## WORK ITEM
An exact reproduction of the records is required, with all pictures omitted.

BEGIN LISTED RECORDS

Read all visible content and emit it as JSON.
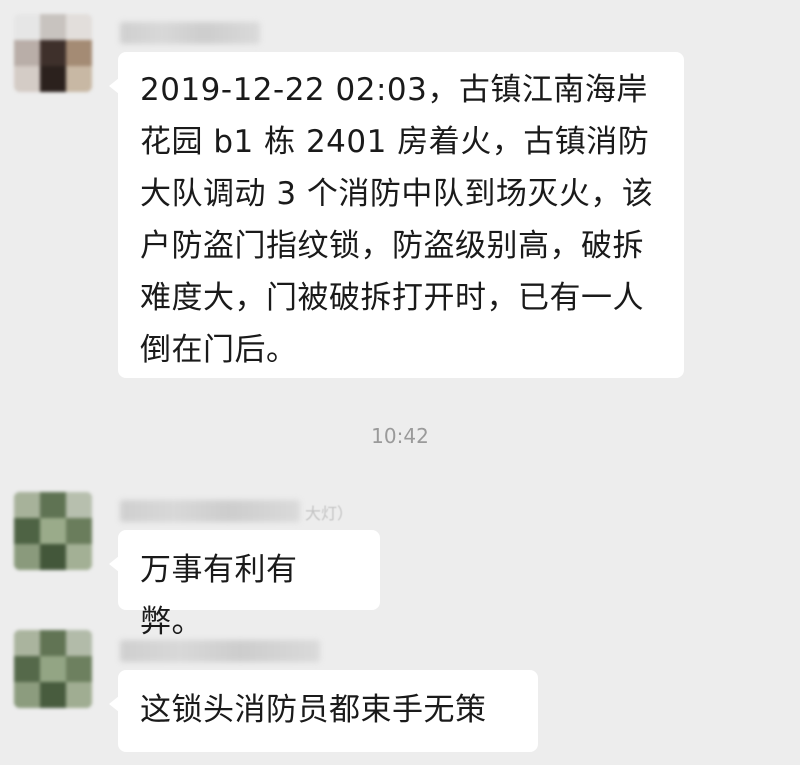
{
  "messages": [
    {
      "sender_name": "",
      "text": "2019-12-22 02:03，古镇江南海岸花园 b1 栋 2401 房着火，古镇消防大队调动 3 个消防中队到场灭火，该户防盗门指纹锁，防盗级别高，破拆难度大，门被破拆打开时，已有一人倒在门后。"
    },
    {
      "sender_name_visible_tail": "大灯）",
      "text": "万事有利有弊。"
    },
    {
      "sender_name": "",
      "text": "这锁头消防员都束手无策"
    }
  ],
  "timestamp": "10:42",
  "colors": {
    "background": "#ededed",
    "bubble": "#ffffff",
    "text": "#1a1a1a",
    "timestamp": "#9a9a9a"
  }
}
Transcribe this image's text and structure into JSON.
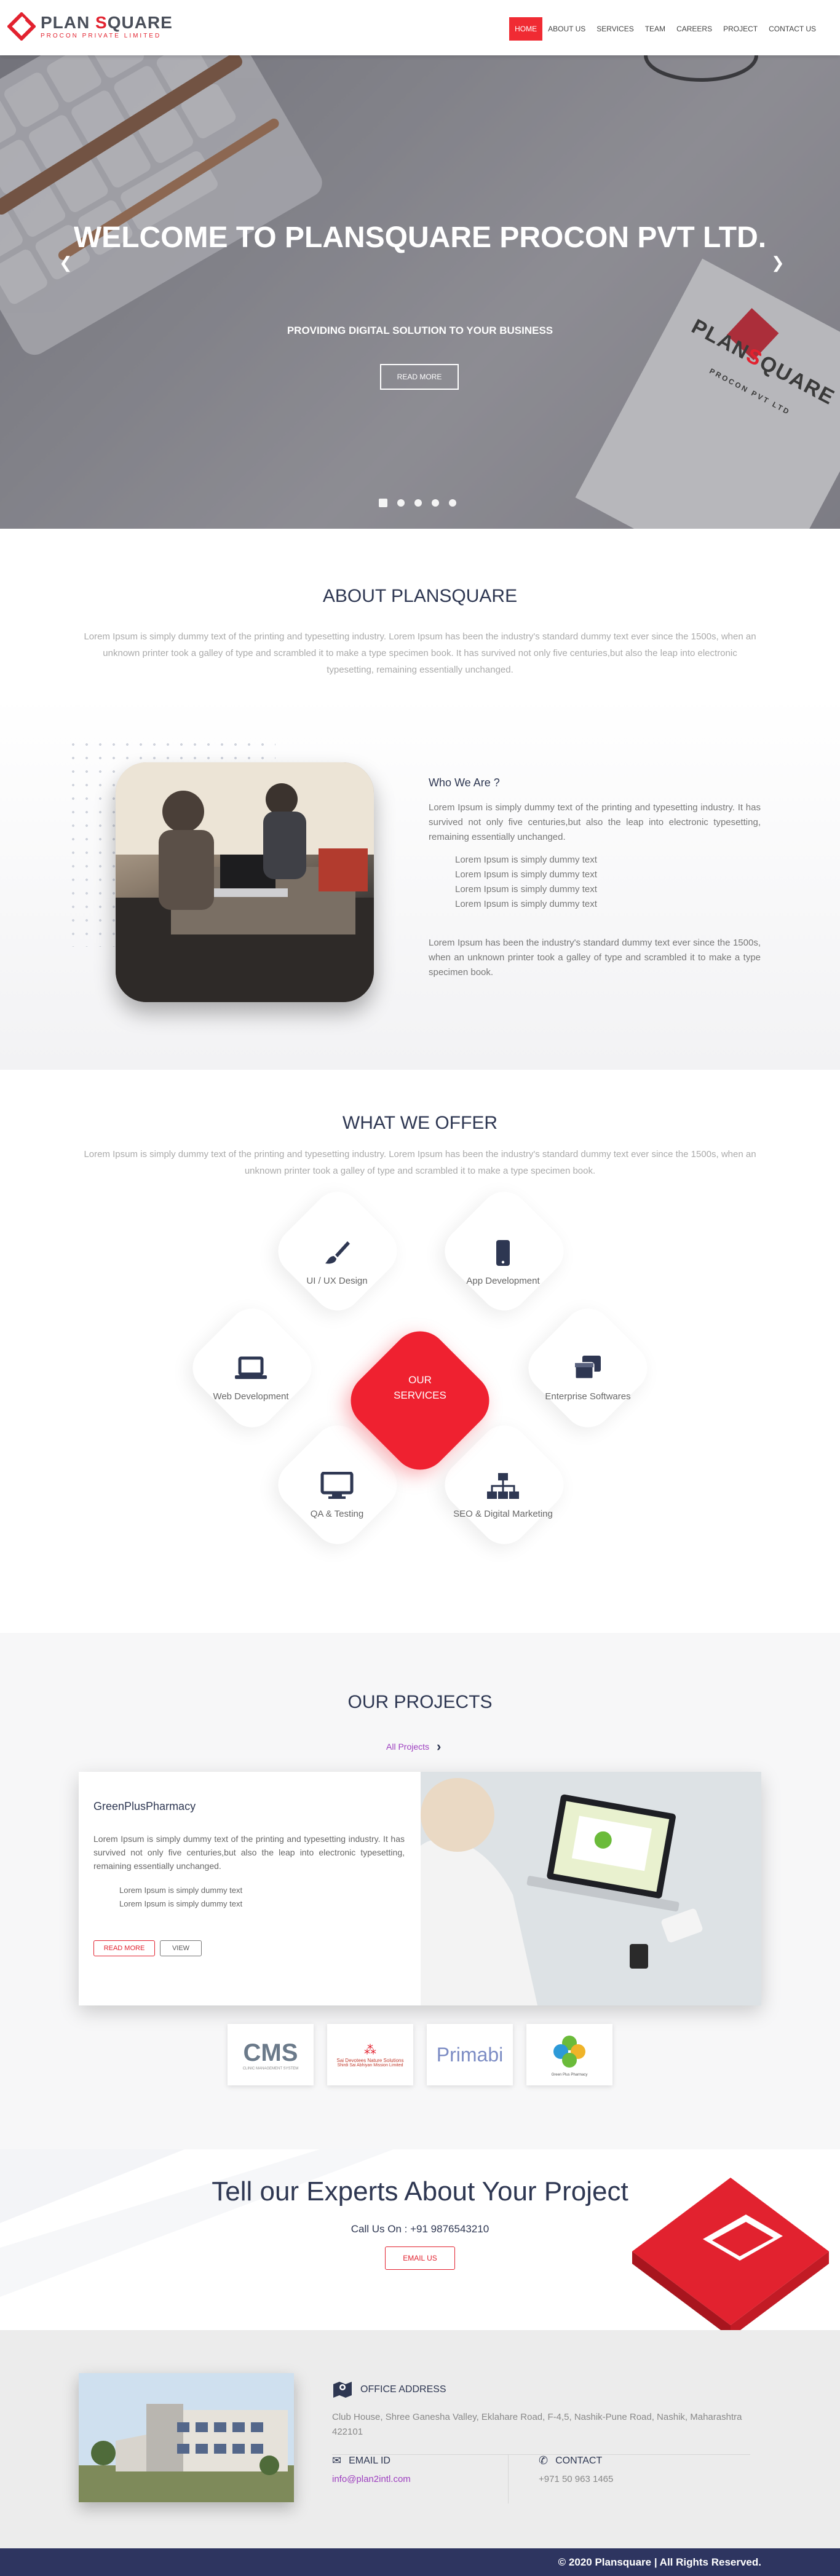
{
  "header": {
    "brand_plan": "PLAN ",
    "brand_s": "S",
    "brand_quare": "QUARE",
    "brand_sub": "PROCON PRIVATE LIMITED",
    "nav": [
      "HOME",
      "ABOUT US",
      "SERVICES",
      "TEAM",
      "CAREERS",
      "PROJECT",
      "CONTACT US"
    ]
  },
  "hero": {
    "title": "WELCOME TO PLANSQUARE PROCON PVT LTD.",
    "subtitle": "PROVIDING DIGITAL SOLUTION TO YOUR BUSINESS",
    "button": "READ MORE",
    "card_brand_1": "PLAN",
    "card_brand_s": "S",
    "card_brand_2": "QUARE",
    "card_sub": "PROCON PVT LTD",
    "slide_count": 5,
    "active_slide": 1
  },
  "about": {
    "title": "ABOUT PLANSQUARE",
    "text": "Lorem Ipsum is simply dummy text of the printing and typesetting industry. Lorem Ipsum has been the industry's standard dummy text ever since the 1500s, when an unknown printer took a galley of type and scrambled it to make a type specimen book. It has survived not only five centuries,but also the leap into electronic typesetting, remaining essentially unchanged.",
    "who_title": "Who We Are ?",
    "who_p1": "Lorem Ipsum is simply dummy text of the printing and typesetting industry. It has survived not only five centuries,but also the leap into electronic typesetting, remaining essentially unchanged.",
    "who_list": [
      "Lorem Ipsum is simply dummy text",
      "Lorem Ipsum is simply dummy text",
      "Lorem Ipsum is simply dummy text",
      "Lorem Ipsum is simply dummy text"
    ],
    "who_p2": "Lorem Ipsum has been the industry's standard dummy text ever since the 1500s, when an unknown printer took a galley of type and scrambled it to make a type specimen book."
  },
  "offer": {
    "title": "WHAT WE OFFER",
    "text": "Lorem Ipsum is simply dummy text of the printing and typesetting industry. Lorem Ipsum has been the industry's standard dummy text ever since the 1500s, when an unknown printer took a galley of type and scrambled it to make a type specimen book.",
    "center_line1": "OUR",
    "center_line2": "SERVICES",
    "services": [
      {
        "label": "UI / UX Design",
        "icon": "paintbrush-icon"
      },
      {
        "label": "App Development",
        "icon": "mobile-icon"
      },
      {
        "label": "Web Development",
        "icon": "laptop-icon"
      },
      {
        "label": "Enterprise Softwares",
        "icon": "windows-icon"
      },
      {
        "label": "QA & Testing",
        "icon": "desktop-icon"
      },
      {
        "label": "SEO & Digital Marketing",
        "icon": "sitemap-icon"
      }
    ]
  },
  "projects": {
    "title": "OUR PROJECTS",
    "all_link": "All Projects",
    "card_title": "GreenPlusPharmacy",
    "card_text": "Lorem Ipsum is simply dummy text of the printing and typesetting industry. It has survived not only five centuries,but also the leap into electronic typesetting, remaining essentially unchanged.",
    "card_list": [
      "Lorem Ipsum is simply dummy text",
      "Lorem Ipsum is simply dummy text"
    ],
    "read_more": "READ MORE",
    "view": "VIEW",
    "clients": [
      {
        "name": "CMS",
        "sub": "CLINIC MANAGEMENT SYSTEM"
      },
      {
        "name": "Sai Devotees Nature Solutions",
        "sub": "Shirdi Sai Abhiyan Mission Limited"
      },
      {
        "name": "Primabi",
        "sub": ""
      },
      {
        "name": "GreenPlusPharmacy",
        "sub": "Green Plus Pharmacy"
      }
    ]
  },
  "experts": {
    "title": "Tell our Experts About Your Project",
    "call": "Call Us On : +91 9876543210",
    "button": "EMAIL US"
  },
  "contact": {
    "office_title": "OFFICE ADDRESS",
    "office_text": "Club House, Shree Ganesha Valley, Eklahare Road, F-4,5, Nashik-Pune Road, Nashik, Maharashtra 422101",
    "email_title": "EMAIL ID",
    "email": "info@plan2intl.com",
    "contact_title": "CONTACT",
    "phone": "+971 50 963 1465"
  },
  "footer": {
    "copyright": "© 2020 Plansquare | All Rights Reserved."
  },
  "colors": {
    "accent": "#e2222f",
    "navy": "#2e3752",
    "footer": "#2e3560"
  }
}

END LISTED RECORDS

## OUTPUT BELOW
Read all visible content and emit it as JSON.
{
  "messages": [
    {
      "sender_name": "",
      "text": "2019-12-22 02:03，古镇江南海岸花园 b1 栋 2401 房着火，古镇消防大队调动 3 个消防中队到场灭火，该户防盗门指纹锁，防盗级别高，破拆难度大，门被破拆打开时，已有一人倒在门后。"
    },
    {
      "sender_name_visible_tail": "大灯）",
      "text": "万事有利有弊。"
    },
    {
      "sender_name": "",
      "text": "这锁头消防员都束手无策"
    }
  ],
  "timestamp": "10:42",
  "colors": {
    "background": "#ededed",
    "bubble": "#ffffff",
    "text": "#1a1a1a",
    "timestamp": "#9a9a9a"
  }
}
Transcribe this image's text and structure into JSON.
{
  "header": {
    "brand_plan": "PLAN ",
    "brand_s": "S",
    "brand_quare": "QUARE",
    "brand_sub": "PROCON PRIVATE LIMITED",
    "nav": [
      "HOME",
      "ABOUT US",
      "SERVICES",
      "TEAM",
      "CAREERS",
      "PROJECT",
      "CONTACT US"
    ]
  },
  "hero": {
    "title": "WELCOME TO PLANSQUARE PROCON PVT LTD.",
    "subtitle": "PROVIDING DIGITAL SOLUTION TO YOUR BUSINESS",
    "button": "READ MORE",
    "card_brand_1": "PLAN",
    "card_brand_s": "S",
    "card_brand_2": "QUARE",
    "card_sub": "PROCON PVT LTD",
    "slide_count": 5,
    "active_slide": 1
  },
  "about": {
    "title": "ABOUT PLANSQUARE",
    "text": "Lorem Ipsum is simply dummy text of the printing and typesetting industry. Lorem Ipsum has been the industry's standard dummy text ever since the 1500s, when an unknown printer took a galley of type and scrambled it to make a type specimen book. It has survived not only five centuries,but also the leap into electronic typesetting, remaining essentially unchanged.",
    "who_title": "Who We Are ?",
    "who_p1": "Lorem Ipsum is simply dummy text of the printing and typesetting industry. It has survived not only five centuries,but also the leap into electronic typesetting, remaining essentially unchanged.",
    "who_list": [
      "Lorem Ipsum is simply dummy text",
      "Lorem Ipsum is simply dummy text",
      "Lorem Ipsum is simply dummy text",
      "Lorem Ipsum is simply dummy text"
    ],
    "who_p2": "Lorem Ipsum has been the industry's standard dummy text ever since the 1500s, when an unknown printer took a galley of type and scrambled it to make a type specimen book."
  },
  "offer": {
    "title": "WHAT WE OFFER",
    "text": "Lorem Ipsum is simply dummy text of the printing and typesetting industry. Lorem Ipsum has been the industry's standard dummy text ever since the 1500s, when an unknown printer took a galley of type and scrambled it to make a type specimen book.",
    "center_line1": "OUR",
    "center_line2": "SERVICES",
    "services": [
      {
        "label": "UI / UX Design",
        "icon": "paintbrush-icon"
      },
      {
        "label": "App Development",
        "icon": "mobile-icon"
      },
      {
        "label": "Web Development",
        "icon": "laptop-icon"
      },
      {
        "label": "Enterprise Softwares",
        "icon": "windows-icon"
      },
      {
        "label": "QA & Testing",
        "icon": "desktop-icon"
      },
      {
        "label": "SEO & Digital Marketing",
        "icon": "sitemap-icon"
      }
    ]
  },
  "projects": {
    "title": "OUR PROJECTS",
    "all_link": "All Projects",
    "card_title": "GreenPlusPharmacy",
    "card_text": "Lorem Ipsum is simply dummy text of the printing and typesetting industry. It has survived not only five centuries,but also the leap into electronic typesetting, remaining essentially unchanged.",
    "card_list": [
      "Lorem Ipsum is simply dummy text",
      "Lorem Ipsum is simply dummy text"
    ],
    "read_more": "READ MORE",
    "view": "VIEW",
    "clients": [
      {
        "name": "CMS",
        "sub": "CLINIC MANAGEMENT SYSTEM"
      },
      {
        "name": "Sai Devotees Nature Solutions",
        "sub": "Shirdi Sai Abhiyan Mission Limited"
      },
      {
        "name": "Primabi",
        "sub": ""
      },
      {
        "name": "GreenPlusPharmacy",
        "sub": "Green Plus Pharmacy"
      }
    ]
  },
  "experts": {
    "title": "Tell our Experts About Your Project",
    "call": "Call Us On : +91 9876543210",
    "button": "EMAIL US"
  },
  "contact": {
    "office_title": "OFFICE ADDRESS",
    "office_text": "Club House, Shree Ganesha Valley, Eklahare Road, F-4,5, Nashik-Pune Road, Nashik, Maharashtra 422101",
    "email_title": "EMAIL ID",
    "email": "info@plan2intl.com",
    "contact_title": "CONTACT",
    "phone": "+971 50 963 1465"
  },
  "footer": {
    "copyright": "© 2020 Plansquare | All Rights Reserved."
  },
  "colors": {
    "accent": "#e2222f",
    "navy": "#2e3752",
    "footer": "#2e3560"
  }
}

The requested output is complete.